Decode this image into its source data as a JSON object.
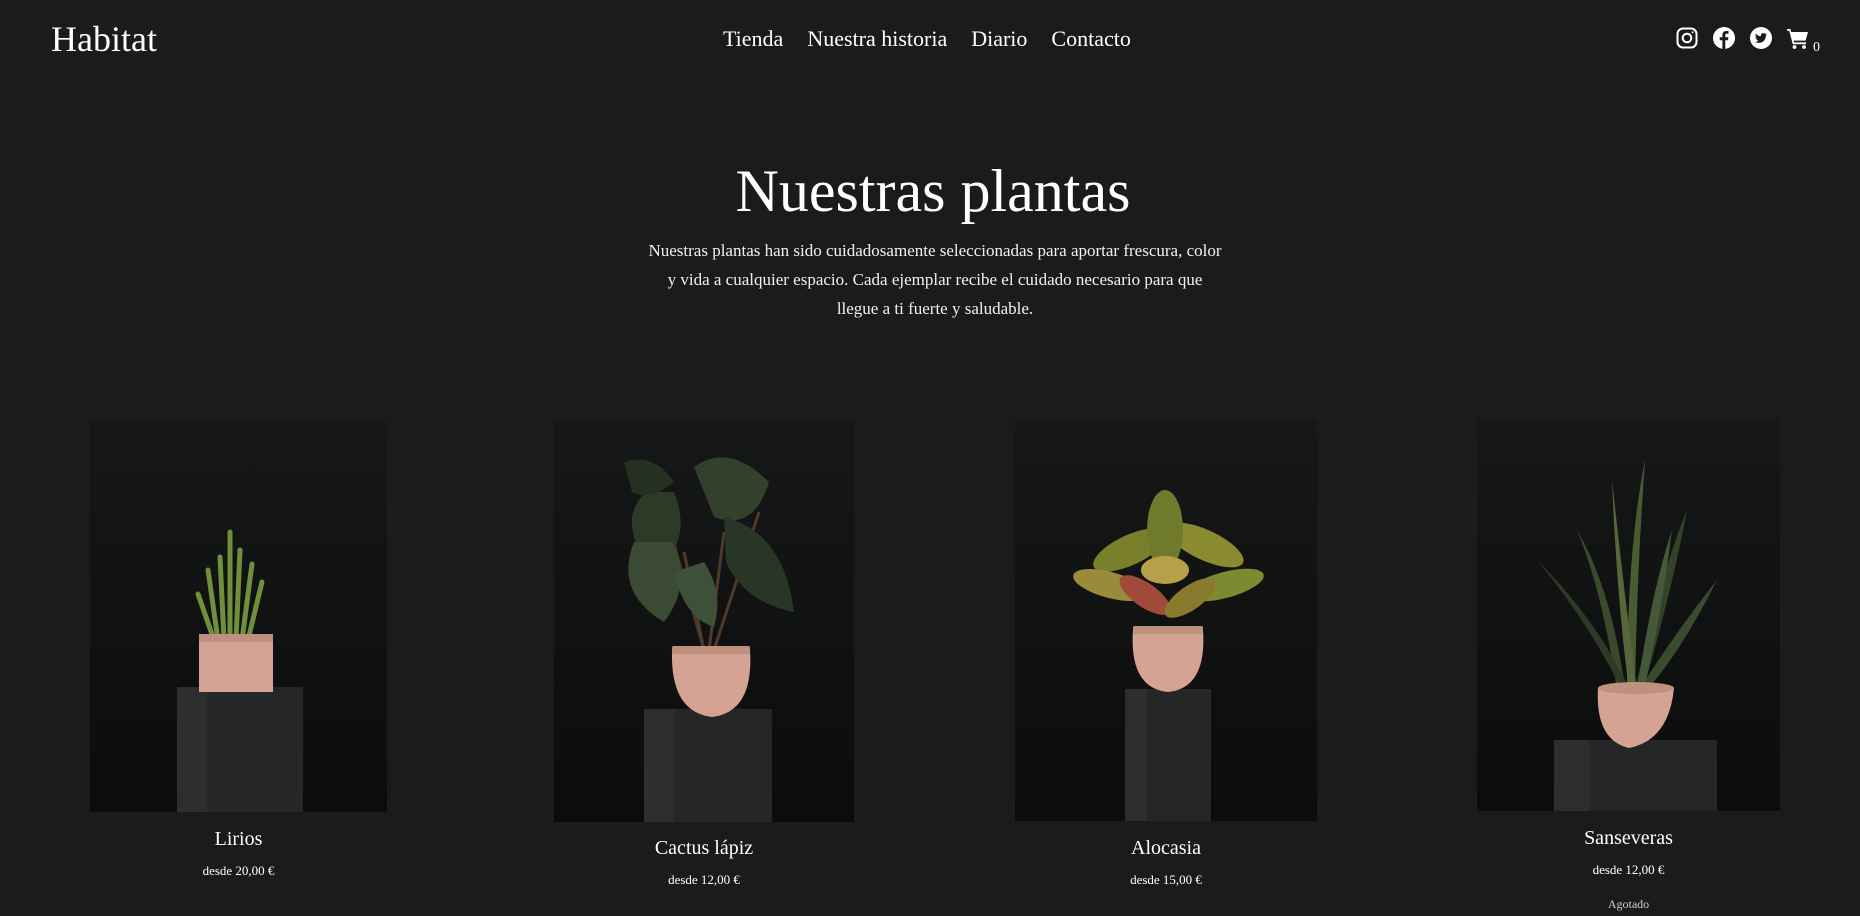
{
  "header": {
    "logo": "Habitat",
    "nav": [
      "Tienda",
      "Nuestra historia",
      "Diario",
      "Contacto"
    ],
    "social_icons": [
      "instagram-icon",
      "facebook-icon",
      "twitter-icon"
    ],
    "cart_icon": "cart-icon",
    "cart_count": "0"
  },
  "hero": {
    "title": "Nuestras plantas",
    "description": "Nuestras plantas han sido cuidadosamente seleccionadas para aportar frescura, color y vida a cualquier espacio. Cada ejemplar recibe el cuidado necesario para que llegue a ti fuerte y saludable."
  },
  "products": [
    {
      "name": "Lirios",
      "price": "desde 20,00 €",
      "status": ""
    },
    {
      "name": "Cactus lápiz",
      "price": "desde 12,00 €",
      "status": ""
    },
    {
      "name": "Alocasia",
      "price": "desde 15,00 €",
      "status": ""
    },
    {
      "name": "Sanseveras",
      "price": "desde 12,00 €",
      "status": "Agotado"
    }
  ],
  "colors": {
    "background": "#1b1b1b",
    "text": "#ffffff",
    "pot": "#d6a79b",
    "pedestal": "#2a2b2c"
  }
}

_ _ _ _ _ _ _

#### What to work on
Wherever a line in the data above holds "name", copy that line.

#### Result
      "name": "Lirios",
      "name": "Cactus lápiz",
      "name": "Alocasia",
      "name": "Sanseveras",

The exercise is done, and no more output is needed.